But as the time passes, memories go dim; the long 30 years or more have intervened since we were last in that presence, and what we believed so firmly in childhood is now uncertain; we have forgotten the emotions and feelings that were so special at the time, blurred and even corrupted by the realities of modern secular life. Individual kind deeds and happy memories remain, but that spiritual presence is harder to recall and certainly almost impossible to convey to someone who was not there at the time. How can we ever describe to our children and grandchildren what he meant to us, if we have in part forgotten ourselves? We have lost connection with the past and we are tempted to ask “Was it really so? Have we not exaggerated the effect of this great man?”
But then , occasionally, an event, sight or sound reminds us; and then, in that brief flash the long years of doubt are banished, at least for a time. Only such a spiritual presence could inspire the absolute loyalty we felt for him, and still do . So fierce was this loyalty, that the way he was treated in his last years by the church authorities is still as painfully felt now bby some as it was the time.
On the eve of his funeral in Spondon Church, an all-night vigil was kept by his coffin by members of the Boys’ Club, one boy even climbing down a tree outside his bedroom in defiance of his father so that he may keep watch in the small hours!
It seemed right that Mr Barber died during the then new Vicar’s vacation abroad, leaving the church in the charge of a much more agreeable young curate, who approved all the traditional funeral rites that had been swept away.
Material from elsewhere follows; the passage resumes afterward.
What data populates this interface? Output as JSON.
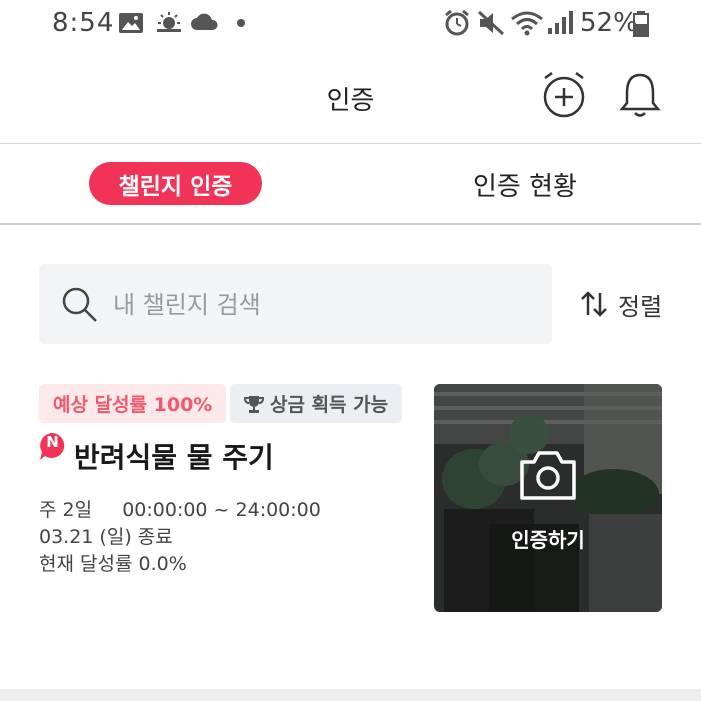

When the Vicar’s coffin was brought into the church after Evensong on the Sunday, over 100 members of the Boys’ Club were there to pay their respects. Some stayed on for several hours to join the rosta of boys who were keeping vigil in two-hour shifts throughout the night. At 8 a.m. the next morning, there was a traditional Requiem Mass taken by Canon Ross when over 100 took communion. And then at 11am the church was packed for the funeral itself at which Maurice Darwin, Mr. Barber’s one-time faithful Curate, gave his memorable address. Pete Meakin, in his classic oblique style hits the nail exactly on the head in his recent tribute to the vicar:
A word of criticism from the Rev. Barber, only ever given with the greatest care and consideration, would cut deeper than the sharpest knife.
But it wasn’t only what he said which made him the most remarkable man you or I are ever likely to meet. It was what he did. His actions, his manners, his demeanour, his very being unceasingly reaffirmed what was of true value and meaning in life.... In living for others, we beheld a man who was wholly himself. A one-off. Unique. His imprint, like the watermark in a ten-pound note, remains in all of us who were lucky enough to know him and to grow up under his care. His influence is still felt. His spirit shines on.